Understanding the dynamics of negotiating is critical in the business world, and is a topic we discuss often within our firm. Learning the art of business negotiations is a necessity for our partners and associates alike. There are numerous seminars, books and theories written on the subject; but the bottom line is that if you don’t master the fundamental skills of business negotiation you could be losing money. This blog will be dedicated to the art of Business Negotiations.
There are three inherent tensions that exist in all negotiations, whether the goal is to make a deal or settle a dispute. These tensions will always exist, they cannot be eliminated but they can be managed.
The first tension is the conflict between the desire for distributive gain (getting a bigger slice of the pie) vs. opportunity for joint gains (finding a way to make the pie bigger). Without sharing information, it is difficult to find trades that might create value, but unreciprocated openness can be exploited.
The second tension is the conflict between empathizing with the other side (demonstrating an understanding of the other person’s interests and point of view) vs. asserting your own views, interests and concerns. Assertion without empathy risks escalating conflict, while empathy without assertion risks jeopardizing ones legitimate concerns.
The third tension is the interest of the agent (lawyer) vs. interest of the client; and the professional reputation and embarrassment when a client changes course.
Additionally, we should all be aware of the 5 most common mistakes that must be avoided to get the maximum out of a business negotiation.
Underestimating your own authority, ability and strengths
Assuming you know what the opposition wants
Overestimating your opponent’s knowledge of your weakness

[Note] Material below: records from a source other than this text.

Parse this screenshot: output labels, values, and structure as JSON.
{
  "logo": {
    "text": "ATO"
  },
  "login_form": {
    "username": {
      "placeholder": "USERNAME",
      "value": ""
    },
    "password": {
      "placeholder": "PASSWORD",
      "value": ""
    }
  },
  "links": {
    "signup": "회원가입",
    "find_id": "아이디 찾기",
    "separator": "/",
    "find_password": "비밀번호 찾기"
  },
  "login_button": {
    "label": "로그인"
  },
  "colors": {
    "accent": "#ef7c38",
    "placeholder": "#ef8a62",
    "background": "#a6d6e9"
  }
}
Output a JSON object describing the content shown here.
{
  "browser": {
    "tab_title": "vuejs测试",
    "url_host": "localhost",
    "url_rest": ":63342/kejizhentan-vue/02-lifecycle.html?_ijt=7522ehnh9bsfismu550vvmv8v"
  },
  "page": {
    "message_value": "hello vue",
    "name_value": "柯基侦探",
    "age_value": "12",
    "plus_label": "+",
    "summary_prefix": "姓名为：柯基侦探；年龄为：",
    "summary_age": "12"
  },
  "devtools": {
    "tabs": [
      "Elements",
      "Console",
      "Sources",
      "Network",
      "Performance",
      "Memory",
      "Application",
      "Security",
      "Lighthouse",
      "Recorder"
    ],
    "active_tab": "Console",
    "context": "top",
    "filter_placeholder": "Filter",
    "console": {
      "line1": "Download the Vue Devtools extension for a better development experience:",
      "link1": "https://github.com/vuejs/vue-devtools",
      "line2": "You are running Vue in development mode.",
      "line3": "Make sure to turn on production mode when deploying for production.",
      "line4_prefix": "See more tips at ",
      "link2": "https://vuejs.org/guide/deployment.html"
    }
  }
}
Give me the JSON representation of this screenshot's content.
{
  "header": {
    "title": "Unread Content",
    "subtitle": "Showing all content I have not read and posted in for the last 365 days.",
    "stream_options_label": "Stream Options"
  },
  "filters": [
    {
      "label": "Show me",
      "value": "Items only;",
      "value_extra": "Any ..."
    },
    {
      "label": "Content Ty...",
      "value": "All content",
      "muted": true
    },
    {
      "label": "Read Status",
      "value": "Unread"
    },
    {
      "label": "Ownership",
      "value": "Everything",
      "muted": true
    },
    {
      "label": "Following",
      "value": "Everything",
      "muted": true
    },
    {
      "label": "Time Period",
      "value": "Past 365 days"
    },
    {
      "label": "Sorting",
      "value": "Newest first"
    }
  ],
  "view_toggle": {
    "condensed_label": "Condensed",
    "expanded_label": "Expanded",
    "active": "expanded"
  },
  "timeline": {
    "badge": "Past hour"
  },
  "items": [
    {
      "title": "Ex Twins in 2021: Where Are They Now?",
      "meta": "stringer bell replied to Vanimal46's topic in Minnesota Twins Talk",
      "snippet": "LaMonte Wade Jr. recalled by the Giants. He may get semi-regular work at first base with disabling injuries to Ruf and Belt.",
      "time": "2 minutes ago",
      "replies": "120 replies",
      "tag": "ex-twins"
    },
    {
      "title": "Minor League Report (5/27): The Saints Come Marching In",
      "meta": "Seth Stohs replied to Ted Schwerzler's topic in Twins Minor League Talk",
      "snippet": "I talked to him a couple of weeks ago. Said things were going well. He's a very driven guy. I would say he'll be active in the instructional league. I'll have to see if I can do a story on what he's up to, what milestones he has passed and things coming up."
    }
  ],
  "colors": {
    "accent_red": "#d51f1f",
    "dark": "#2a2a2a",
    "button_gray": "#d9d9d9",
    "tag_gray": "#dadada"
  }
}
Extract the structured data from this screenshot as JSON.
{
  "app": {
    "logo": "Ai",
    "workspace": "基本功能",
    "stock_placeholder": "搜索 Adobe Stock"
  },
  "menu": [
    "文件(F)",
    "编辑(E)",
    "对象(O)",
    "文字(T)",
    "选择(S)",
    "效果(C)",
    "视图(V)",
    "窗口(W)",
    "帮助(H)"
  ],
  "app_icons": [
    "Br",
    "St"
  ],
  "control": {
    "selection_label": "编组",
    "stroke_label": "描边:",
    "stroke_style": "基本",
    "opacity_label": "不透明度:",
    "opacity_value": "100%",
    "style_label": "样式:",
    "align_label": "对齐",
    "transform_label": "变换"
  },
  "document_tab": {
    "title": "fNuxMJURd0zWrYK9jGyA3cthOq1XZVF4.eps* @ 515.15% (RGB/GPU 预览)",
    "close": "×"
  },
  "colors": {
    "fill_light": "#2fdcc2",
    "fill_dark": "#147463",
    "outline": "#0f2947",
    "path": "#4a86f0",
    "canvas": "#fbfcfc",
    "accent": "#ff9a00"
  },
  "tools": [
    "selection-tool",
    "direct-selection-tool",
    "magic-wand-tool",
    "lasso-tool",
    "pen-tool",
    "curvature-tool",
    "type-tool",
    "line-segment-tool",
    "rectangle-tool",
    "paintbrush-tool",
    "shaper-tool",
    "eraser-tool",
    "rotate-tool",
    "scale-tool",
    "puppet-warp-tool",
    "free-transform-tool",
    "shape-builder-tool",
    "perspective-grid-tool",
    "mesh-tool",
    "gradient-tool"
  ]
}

Becoming intimidated by your opponent’s prestige, rank, title or educational accomplishments
Being overly influenced by traditions, precedents, statistics, forecasts, or cultural icons and taboos